0

An article on WebMD states that "extremely" high doses of xylitol might cause tumors:

There is some concern that extremely high doses for long periods of time (more than three years) might cause tumors.

The article does not provide references nor quantify what exactly is meant by "extremely high doses".

I was able to find only one study in male mice that supports this conclusion:

Xylitol, a sucrose substitute made from birch trees that has been touted for its tooth decay preventive properties, apparently has caused some cancers in laboratory animals. Preliminary findings from two-year chronic toxicity studies show an increase in urinary bladder stones in male mice fed xylitol in doses of 10% and 20% of their total diet. Some of the mice that developed bladder stones also had bladder inflammation and benign and malignant tumors. Female mice developed no unusual symptoms, and neither did male mice fed xylitol as 2% of their diet.

It is unlikely that WebMD is relying on this study as evidence for a possible link between xylitol consumption and tumor formation as I don't think 10-20% of dietary intake constitutes an "extremely high dose". Moreover, the study was conducted for only two years (not three).

In contrast, a different study showed that tumor cells in the liver have difficulty converting xylitol to a usable source of energy. However, the study did not show that this necessarily translates into decreased tumor growth. Neither did it show that xylitol reduces the overall incidence of tumors in humans.

A report published in Feb 1988 by the Diabetes Journals states that:

However, chronic intake of xylitol in animals has been shown to be associated with tumor induction and other pathology. Consequently, use of xylitol is currently curtailed in the United States, and no recommendation concerning its use can be made

Is there a possible link between xylitol and tumor formation? Or perhaps I should phrase my question differently:

Is there sufficient evidence that xylitol consumption does not increase the risk of tumors in humans?

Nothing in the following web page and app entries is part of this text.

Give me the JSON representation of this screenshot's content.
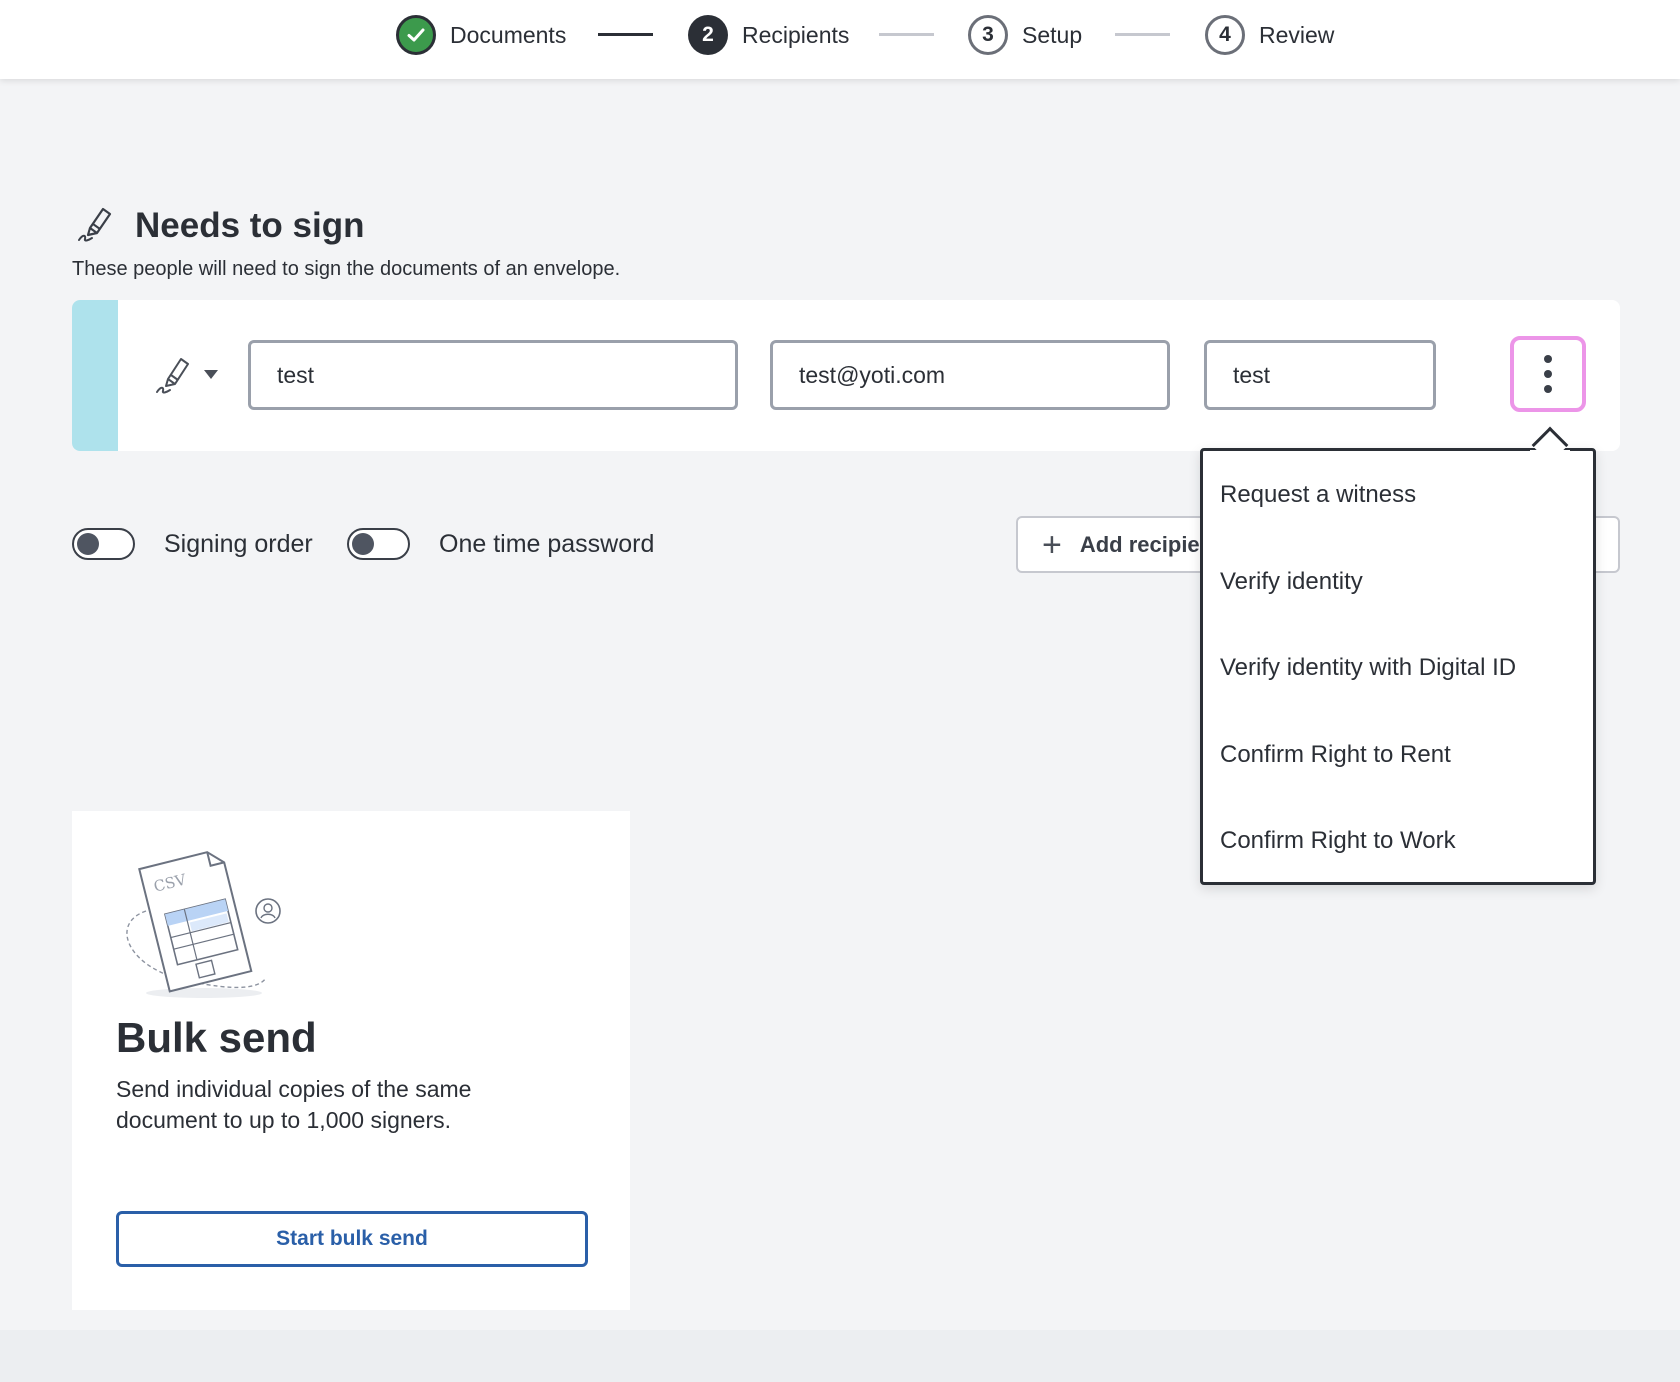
{
  "stepper": {
    "steps": [
      {
        "number": "",
        "label": "Documents",
        "state": "done"
      },
      {
        "number": "2",
        "label": "Recipients",
        "state": "active"
      },
      {
        "number": "3",
        "label": "Setup",
        "state": "todo"
      },
      {
        "number": "4",
        "label": "Review",
        "state": "todo"
      }
    ]
  },
  "section": {
    "icon": "signature-pen-icon",
    "title": "Needs to sign",
    "description": "These people will need to sign the documents of an envelope."
  },
  "recipient": {
    "role_icon": "signature-pen-icon",
    "name_value": "test",
    "email_value": "test@yoti.com",
    "third_value": "test"
  },
  "options": {
    "signing_order_label": "Signing order",
    "otp_label": "One time password",
    "add_recipient_label": "Add recipient"
  },
  "menu": {
    "items": [
      {
        "label": "Request a witness"
      },
      {
        "label": "Verify identity"
      },
      {
        "label": "Verify identity with Digital ID"
      },
      {
        "label": "Confirm Right to Rent"
      },
      {
        "label": "Confirm Right to Work"
      }
    ]
  },
  "bulk": {
    "illustration": "csv-upload-illustration",
    "illustration_text": "CSV",
    "title": "Bulk send",
    "description": "Send individual copies of the same document to up to 1,000 signers.",
    "button_label": "Start bulk send"
  },
  "colors": {
    "done_green": "#3c9a4c",
    "stripe": "#aee2ec",
    "focus_ring": "#ec95e8",
    "link_blue": "#2a5fa8"
  }
}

  • 2
    Two issues: the volume in those animal studies is ridiculously high (people would need to consume kg for equivalent doses); if normal levels of xylitol caused cancer in people, there should be some epidemiological evidence as plenty of people have been using it for a long time. – matt_black Jan 12 at 12:49
  • @matt_black I don't have access to the actual study so I don't know the precise quanitity of xylitol they were feed. All I see is that it constituted 10% of their diet. Translated to human terms this would be equivalent to 100 calories of xylitol on a 1,000 calorie diet and 200 calories of xylitol on a 2,000 calorie diet. Please clarify, how did you arrive at a kg of xylitol? – S.O.S Jan 12 at 16:29
  • 1
    Yous don't count dietary consumption in calories, especially when considering artificial or low-calorie sweeteners (which is what xylitol is) where the calorific content is either low or meaningless. You count by mass. I just did a crude calc of what 20% of a diet might be by mass (people consume several kg/day if you include fluids and I was rounding up, might be more realistic to claim 100s of grams of xylitol as 20% of dietary intake equivalent which would cause serious digestive problems). – matt_black Jan 12 at 16:41
  • @matt_black "you don't count dietary consumption in calories" -- I would agree to that sentiment if we were dealing with no calorie artificial sweeteners. Xylitol still has 2.4 calories per gram (which is only 40% less than table sugar). Also, the study showed an increase in cancer even at 10% of total dietary intake. Finally, I don't understand why you are including "fluids" in the calculation. My impression was that the researchers substituted some of the "food" in their diet with xylitol (but again I don't have access to the actual study so it is possible I missed something..) – S.O.S Jan 12 at 16:58
  • 1
    Some studies used more than 10%. Even if you exclude fluids, that is a very large proportion of your diet. So the relevance to people of overfeeding rats with a ridiculous diet is severely dubious, especially since the rats are likely bred to be especially susceptible to cancer. If people took those doses they would probably suffer from serious deficiency diseases first as it is a laxative in large doses. Besides, if xylitol is carcinogenic we will have to stop eating plants and fruits as it is common in them. – matt_black Jan 12 at 17:10

You must log in to answer this question.

Browse other questions tagged .